The police department at the University of California, Santa Barbara has released its official crime report concerning the professor who stole a graphic anti-abortion sign from two abortion protesters, then seemingly assaulted one of the protesters (a 16-year-old girl) and destroyed the sign.
The professor is Mireille Miller-Young. She is several months pregnant.
A large swath at the beginning of the report is redacted for reasons that are unclear. A few administrative bits are redacted at other points. However, most of the text remains uncensored.
“In essence, Miller-Young told me that she felt ‘triggered'” “in a negative way” by graphic images on the anti-abortion poster and on anti-abortion literature demonstrators were handing out on Mar. 4, explains the report, obtained by the Santa Barbara Independent. (RELATED: Read the full report here)
The feminist studies professor who specializes in queer theory and pornography said she felt the protesters had no right to be on the UC Santa Barbara campus “because the poster was upsetting to her and other students.”
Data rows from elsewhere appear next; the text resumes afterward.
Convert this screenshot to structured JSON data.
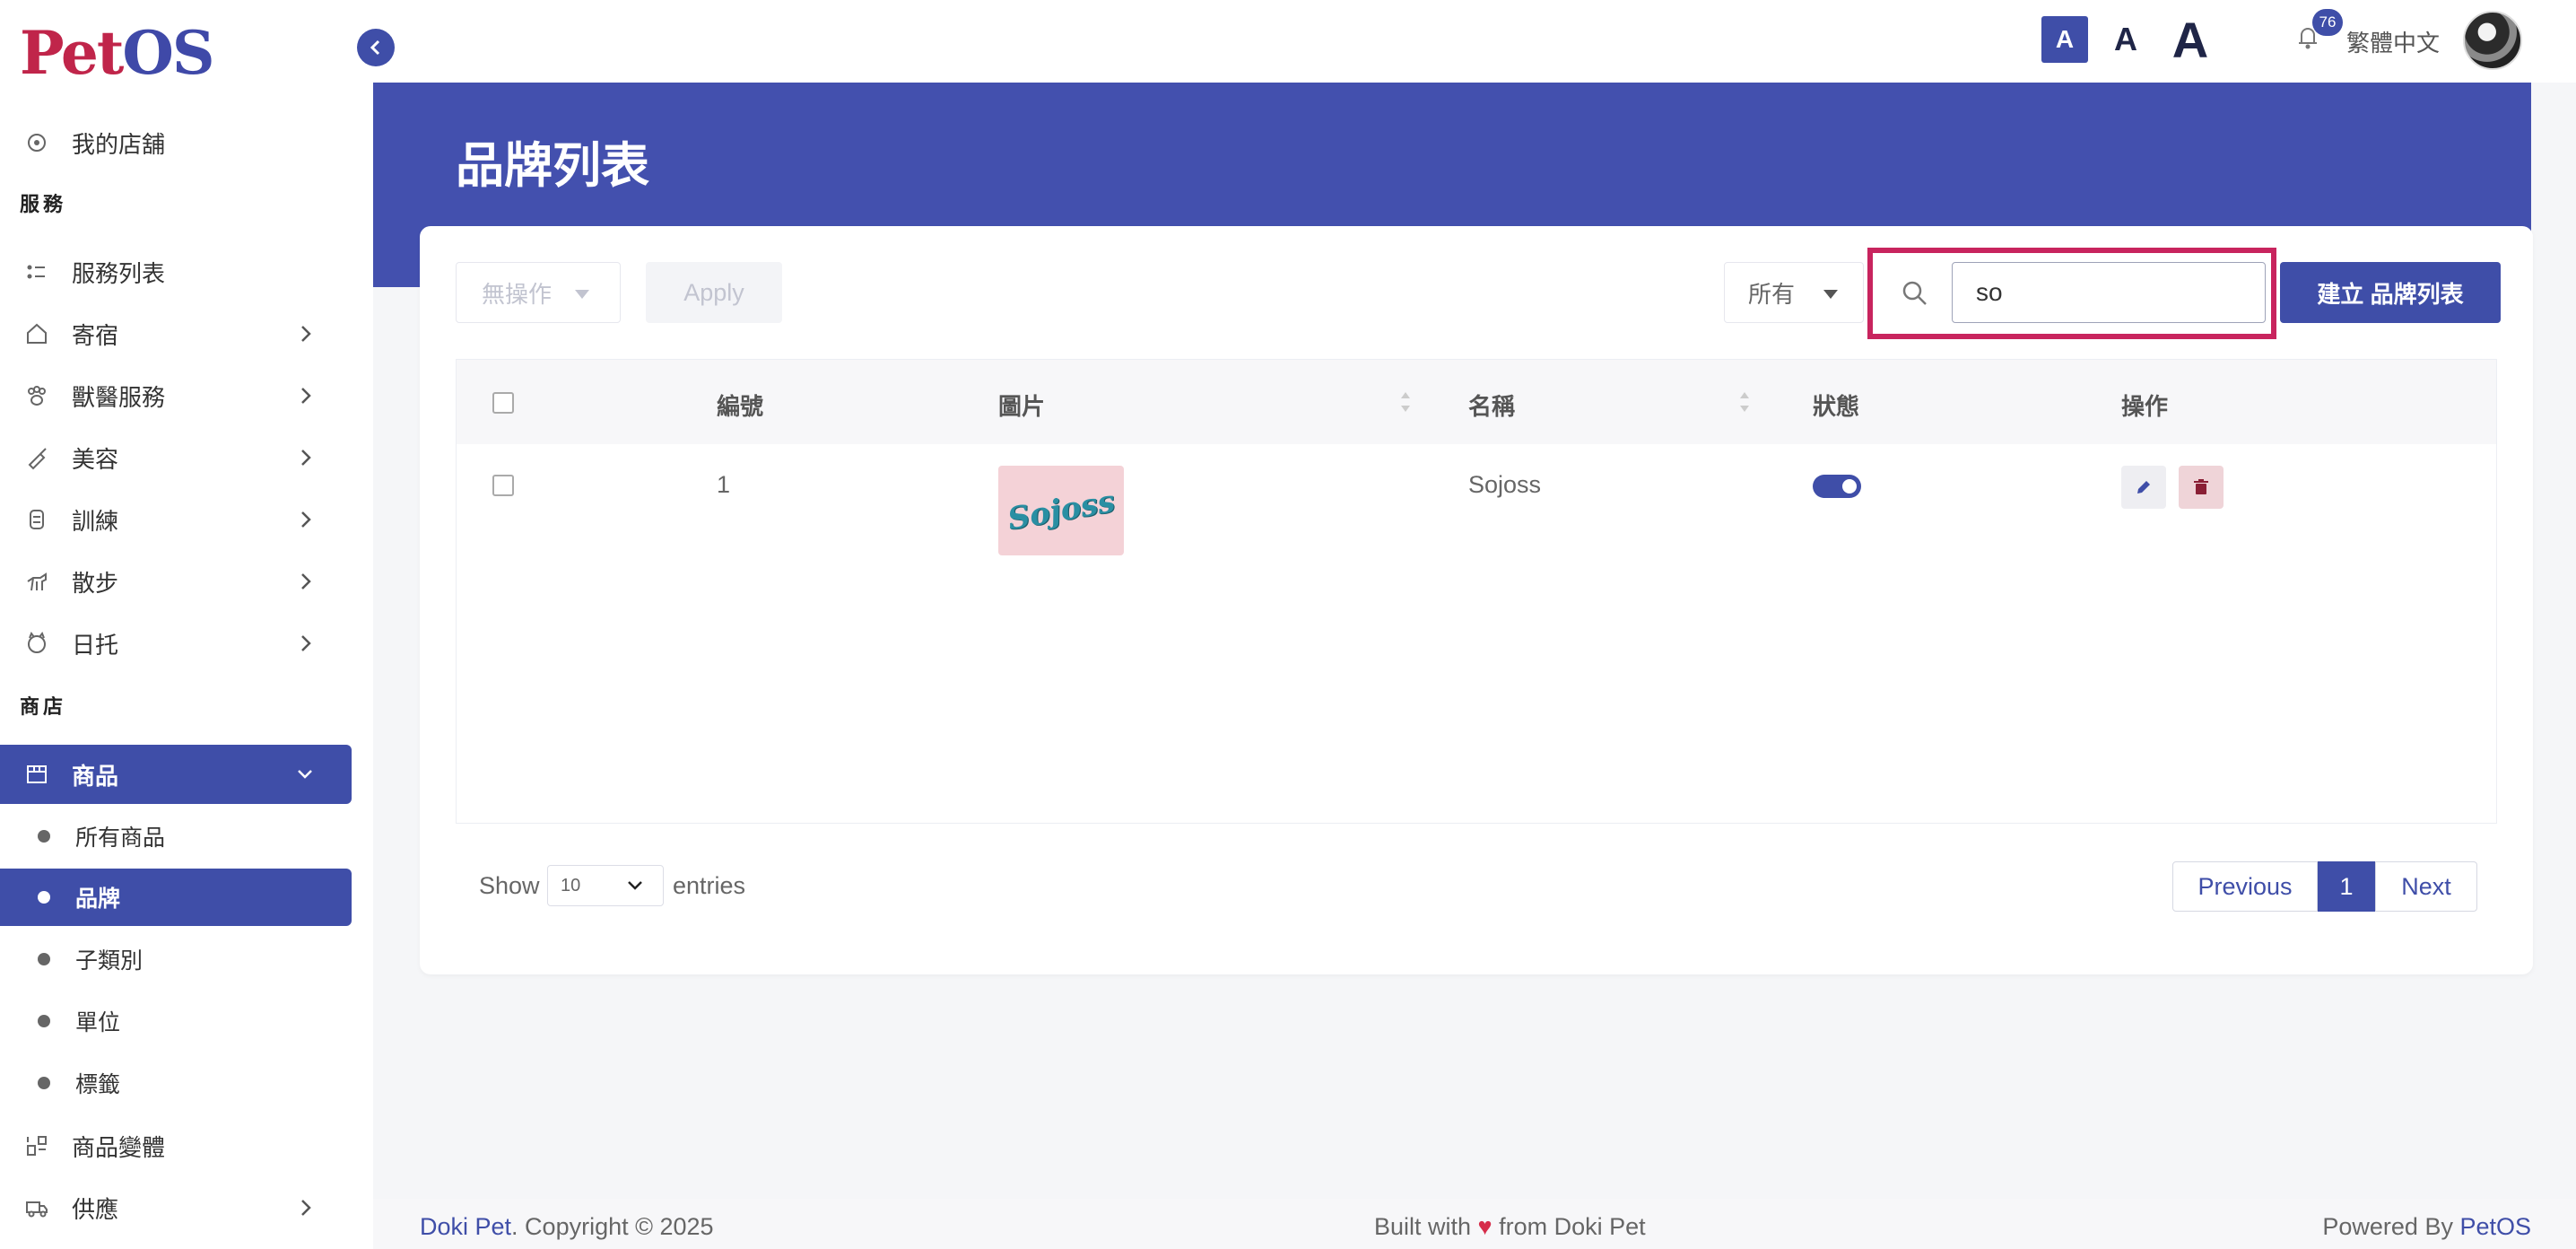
{
  "brand": {
    "logo_part1": "Pet",
    "logo_part2": "OS"
  },
  "sidebar": {
    "my_store": "我的店舖",
    "section_service": "服務",
    "items": [
      {
        "label": "服務列表"
      },
      {
        "label": "寄宿"
      },
      {
        "label": "獸醫服務"
      },
      {
        "label": "美容"
      },
      {
        "label": "訓練"
      },
      {
        "label": "散步"
      },
      {
        "label": "日托"
      }
    ],
    "section_store": "商店",
    "products": {
      "label": "商品"
    },
    "sub_items": [
      {
        "label": "所有商品"
      },
      {
        "label": "品牌"
      },
      {
        "label": "子類別"
      },
      {
        "label": "單位"
      },
      {
        "label": "標籤"
      }
    ],
    "variants": {
      "label": "商品變體"
    },
    "supply": {
      "label": "供應"
    }
  },
  "topbar": {
    "font_small": "A",
    "font_medium": "A",
    "font_large": "A",
    "notification_count": "76",
    "language": "繁體中文"
  },
  "page": {
    "title": "品牌列表"
  },
  "toolbar": {
    "bulk_action": "無操作",
    "apply": "Apply",
    "filter": "所有",
    "search_value": "so",
    "create": "建立 品牌列表"
  },
  "table": {
    "headers": {
      "id": "編號",
      "image": "圖片",
      "name": "名稱",
      "status": "狀態",
      "actions": "操作"
    },
    "rows": [
      {
        "id": "1",
        "image_text": "Sojoss",
        "name": "Sojoss",
        "status": true
      }
    ]
  },
  "pagination": {
    "show": "Show",
    "entries_value": "10",
    "entries": "entries",
    "previous": "Previous",
    "page": "1",
    "next": "Next"
  },
  "footer": {
    "left_brand": "Doki Pet",
    "left_text": ". Copyright © 2025",
    "mid_pre": "Built with ",
    "mid_heart": "♥",
    "mid_post": " from Doki Pet",
    "right_pre": "Powered By ",
    "right_brand": "PetOS"
  },
  "colors": {
    "primary": "#3f4ea8",
    "logo_red": "#c0254a",
    "highlight": "#c8245e"
  }
}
The demonstrators, Thrin Short, 16, and her 21-year-old sister, Joan, were standing in a designated “free speech zone” on the campus. They are members of a Riverside, Calif.-based pro-life group called Survivors of the Abortion Holocaust.
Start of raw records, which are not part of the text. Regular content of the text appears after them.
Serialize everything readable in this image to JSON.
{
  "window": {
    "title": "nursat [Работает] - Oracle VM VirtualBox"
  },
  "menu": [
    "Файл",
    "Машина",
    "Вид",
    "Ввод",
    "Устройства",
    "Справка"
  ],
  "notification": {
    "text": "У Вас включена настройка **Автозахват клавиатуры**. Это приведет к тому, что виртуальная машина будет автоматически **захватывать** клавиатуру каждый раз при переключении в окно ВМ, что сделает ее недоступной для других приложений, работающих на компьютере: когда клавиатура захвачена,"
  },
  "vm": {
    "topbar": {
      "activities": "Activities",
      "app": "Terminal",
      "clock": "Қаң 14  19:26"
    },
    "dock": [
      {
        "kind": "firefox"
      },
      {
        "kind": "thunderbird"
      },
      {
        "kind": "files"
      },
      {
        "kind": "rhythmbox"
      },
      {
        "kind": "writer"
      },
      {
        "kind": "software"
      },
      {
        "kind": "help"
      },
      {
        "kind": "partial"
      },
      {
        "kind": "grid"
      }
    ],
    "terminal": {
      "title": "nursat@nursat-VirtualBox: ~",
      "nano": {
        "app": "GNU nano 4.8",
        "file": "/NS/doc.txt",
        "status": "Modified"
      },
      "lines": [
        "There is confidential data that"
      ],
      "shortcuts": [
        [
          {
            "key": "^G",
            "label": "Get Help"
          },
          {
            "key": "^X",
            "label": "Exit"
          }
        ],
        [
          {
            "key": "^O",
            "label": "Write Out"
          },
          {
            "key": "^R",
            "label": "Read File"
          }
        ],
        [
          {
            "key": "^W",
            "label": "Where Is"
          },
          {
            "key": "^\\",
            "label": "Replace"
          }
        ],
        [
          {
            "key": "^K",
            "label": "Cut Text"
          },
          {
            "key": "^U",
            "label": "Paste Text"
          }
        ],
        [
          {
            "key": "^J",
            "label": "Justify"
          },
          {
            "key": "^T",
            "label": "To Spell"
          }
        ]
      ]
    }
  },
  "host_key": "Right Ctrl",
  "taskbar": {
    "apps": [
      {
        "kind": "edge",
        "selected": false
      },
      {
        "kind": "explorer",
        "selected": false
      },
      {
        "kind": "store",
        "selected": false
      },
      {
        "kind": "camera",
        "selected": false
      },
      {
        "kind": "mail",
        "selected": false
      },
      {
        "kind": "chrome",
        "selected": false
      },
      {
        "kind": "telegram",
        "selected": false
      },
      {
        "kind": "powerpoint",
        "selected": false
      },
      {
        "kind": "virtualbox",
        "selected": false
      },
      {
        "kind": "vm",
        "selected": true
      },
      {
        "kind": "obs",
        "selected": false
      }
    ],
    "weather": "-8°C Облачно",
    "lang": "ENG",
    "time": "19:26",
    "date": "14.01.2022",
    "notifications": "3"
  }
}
“Miller-Young said that she and others began demanding that the images be taken down,” the police report relates. “Miller-Young said that the demonstrators refused. At which point, Miller-Young said that she ‘just grabbed it [the sign] from this girl’s hands.”
“Asked if there had been a struggle, Miller-Young stated, ‘I’m stronger so I was able to take the poster.'”
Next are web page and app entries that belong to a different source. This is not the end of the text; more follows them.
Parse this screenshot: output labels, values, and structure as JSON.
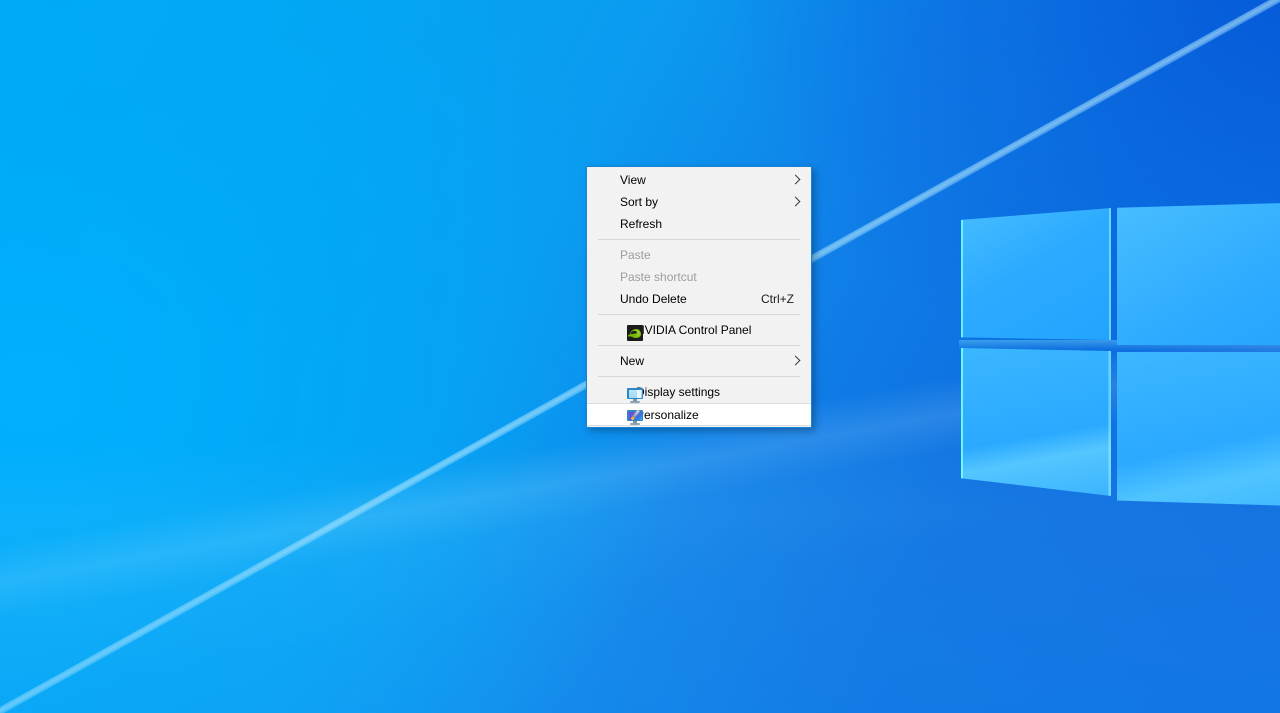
{
  "desktop": {
    "name": "Windows 10 Desktop",
    "wallpaper_name": "windows-10-hero-wallpaper",
    "colors": {
      "accent_blue": "#0078d7",
      "wallpaper_light": "#00aaf5",
      "wallpaper_dark": "#0c68dd",
      "pane_fill": "#2caaff",
      "pane_glow": "#78faff"
    }
  },
  "context_menu": {
    "name": "desktop-context-menu",
    "border_color": "#1683d8",
    "background": "#f2f2f2",
    "groups": [
      {
        "items": [
          {
            "label": "View",
            "accel": "",
            "submenu": true,
            "disabled": false,
            "hovered": false,
            "icon": ""
          },
          {
            "label": "Sort by",
            "accel": "",
            "submenu": true,
            "disabled": false,
            "hovered": false,
            "icon": ""
          },
          {
            "label": "Refresh",
            "accel": "",
            "submenu": false,
            "disabled": false,
            "hovered": false,
            "icon": ""
          }
        ]
      },
      {
        "items": [
          {
            "label": "Paste",
            "accel": "",
            "submenu": false,
            "disabled": true,
            "hovered": false,
            "icon": ""
          },
          {
            "label": "Paste shortcut",
            "accel": "",
            "submenu": false,
            "disabled": true,
            "hovered": false,
            "icon": ""
          },
          {
            "label": "Undo Delete",
            "accel": "Ctrl+Z",
            "submenu": false,
            "disabled": false,
            "hovered": false,
            "icon": ""
          }
        ]
      },
      {
        "items": [
          {
            "label": "NVIDIA Control Panel",
            "accel": "",
            "submenu": false,
            "disabled": false,
            "hovered": false,
            "icon": "nvidia-icon"
          }
        ]
      },
      {
        "items": [
          {
            "label": "New",
            "accel": "",
            "submenu": true,
            "disabled": false,
            "hovered": false,
            "icon": ""
          }
        ]
      },
      {
        "items": [
          {
            "label": "Display settings",
            "accel": "",
            "submenu": false,
            "disabled": false,
            "hovered": false,
            "icon": "display-settings-icon"
          },
          {
            "label": "Personalize",
            "accel": "",
            "submenu": false,
            "disabled": false,
            "hovered": true,
            "icon": "personalize-icon"
          }
        ]
      }
    ]
  }
}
Let that sink in.
The two protesters used a cellphone to capture video of the incident once Miller-Young and a small army of female vigilantes had waddled away with the poster, then into a building and then into an elevator. (RELATED: Here’s video of the feminist studies prof facing assault charges for attacking 16-year-old abortion foe)
“Try and stop us,” Miller-Young turns around and taunts to the camera at one point.
Their destination turned out to be Miller-Young’s office, which the professor described as a “safe space.” In that “safe space,” Miller-Young admitted, she destroyed the poster with scissors.
The Ph.D.-holding associate professor declared that “she did not know enough about the limits of free speech” to say whether she had done anything wrong when, by her own admission, she stole and vandalized the poster, and allegedly battered a protester by pushing her repeatedly and scratching both her wrists.
The pro-abortion zealot “stated that she believed she had the ‘moral’ right to act the way she did” (quotes around “moral”in police report).
Miller-Young also proclaimed that her “right to go to work and not be in harm” had been violated: “I work here. Why do they get to intervene in that?”
Miller-Young would not reveal the names of any students who helped her steal and destroy the anti-abortion poster, she said, because “she was concerned with protecting her students who she believed were ‘following’ her.”
The professor said she hopes to resolve the charges against her outside of court and would be willing to pay for the cost of the sign she cut up but would “hate it.”
She likened her actions to that of a “conscientious objector”— who violently steals and tears up things she doesn’t like, and allegedly pushes and scratches 16-year-old girls.
The Short sisters are pursuing robbery and assault charges against Miller-Young.